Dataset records
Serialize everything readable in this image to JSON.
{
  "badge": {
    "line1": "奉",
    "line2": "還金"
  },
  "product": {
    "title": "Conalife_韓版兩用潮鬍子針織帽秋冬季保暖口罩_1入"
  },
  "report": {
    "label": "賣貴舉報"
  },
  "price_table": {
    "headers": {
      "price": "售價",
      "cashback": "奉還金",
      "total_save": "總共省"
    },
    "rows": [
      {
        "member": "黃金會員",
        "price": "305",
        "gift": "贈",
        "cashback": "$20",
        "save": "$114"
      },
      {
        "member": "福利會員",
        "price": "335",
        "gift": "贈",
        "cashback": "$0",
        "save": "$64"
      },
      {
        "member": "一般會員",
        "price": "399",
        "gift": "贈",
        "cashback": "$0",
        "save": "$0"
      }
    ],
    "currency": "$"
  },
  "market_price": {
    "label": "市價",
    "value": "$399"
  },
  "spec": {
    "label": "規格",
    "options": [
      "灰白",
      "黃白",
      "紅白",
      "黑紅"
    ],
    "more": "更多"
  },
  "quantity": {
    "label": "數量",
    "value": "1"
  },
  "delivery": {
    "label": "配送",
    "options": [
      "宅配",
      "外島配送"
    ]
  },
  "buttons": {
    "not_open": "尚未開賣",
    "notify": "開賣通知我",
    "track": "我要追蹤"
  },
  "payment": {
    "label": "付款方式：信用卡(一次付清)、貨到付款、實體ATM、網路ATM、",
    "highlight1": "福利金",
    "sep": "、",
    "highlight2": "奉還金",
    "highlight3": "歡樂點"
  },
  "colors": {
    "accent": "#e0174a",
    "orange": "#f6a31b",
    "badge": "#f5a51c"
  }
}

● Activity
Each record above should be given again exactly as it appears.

● Task output
Serialize everything readable in this image to JSON.
{
  "badge": {
    "line1": "奉",
    "line2": "還金"
  },
  "product": {
    "title": "Conalife_韓版兩用潮鬍子針織帽秋冬季保暖口罩_1入"
  },
  "report": {
    "label": "賣貴舉報"
  },
  "price_table": {
    "headers": {
      "price": "售價",
      "cashback": "奉還金",
      "total_save": "總共省"
    },
    "rows": [
      {
        "member": "黃金會員",
        "price": "305",
        "gift": "贈",
        "cashback": "$20",
        "save": "$114"
      },
      {
        "member": "福利會員",
        "price": "335",
        "gift": "贈",
        "cashback": "$0",
        "save": "$64"
      },
      {
        "member": "一般會員",
        "price": "399",
        "gift": "贈",
        "cashback": "$0",
        "save": "$0"
      }
    ],
    "currency": "$"
  },
  "market_price": {
    "label": "市價",
    "value": "$399"
  },
  "spec": {
    "label": "規格",
    "options": [
      "灰白",
      "黃白",
      "紅白",
      "黑紅"
    ],
    "more": "更多"
  },
  "quantity": {
    "label": "數量",
    "value": "1"
  },
  "delivery": {
    "label": "配送",
    "options": [
      "宅配",
      "外島配送"
    ]
  },
  "buttons": {
    "not_open": "尚未開賣",
    "notify": "開賣通知我",
    "track": "我要追蹤"
  },
  "payment": {
    "label": "付款方式：信用卡(一次付清)、貨到付款、實體ATM、網路ATM、",
    "highlight1": "福利金",
    "sep": "、",
    "highlight2": "奉還金",
    "highlight3": "歡樂點"
  },
  "colors": {
    "accent": "#e0174a",
    "orange": "#f6a31b",
    "badge": "#f5a51c"
  }
}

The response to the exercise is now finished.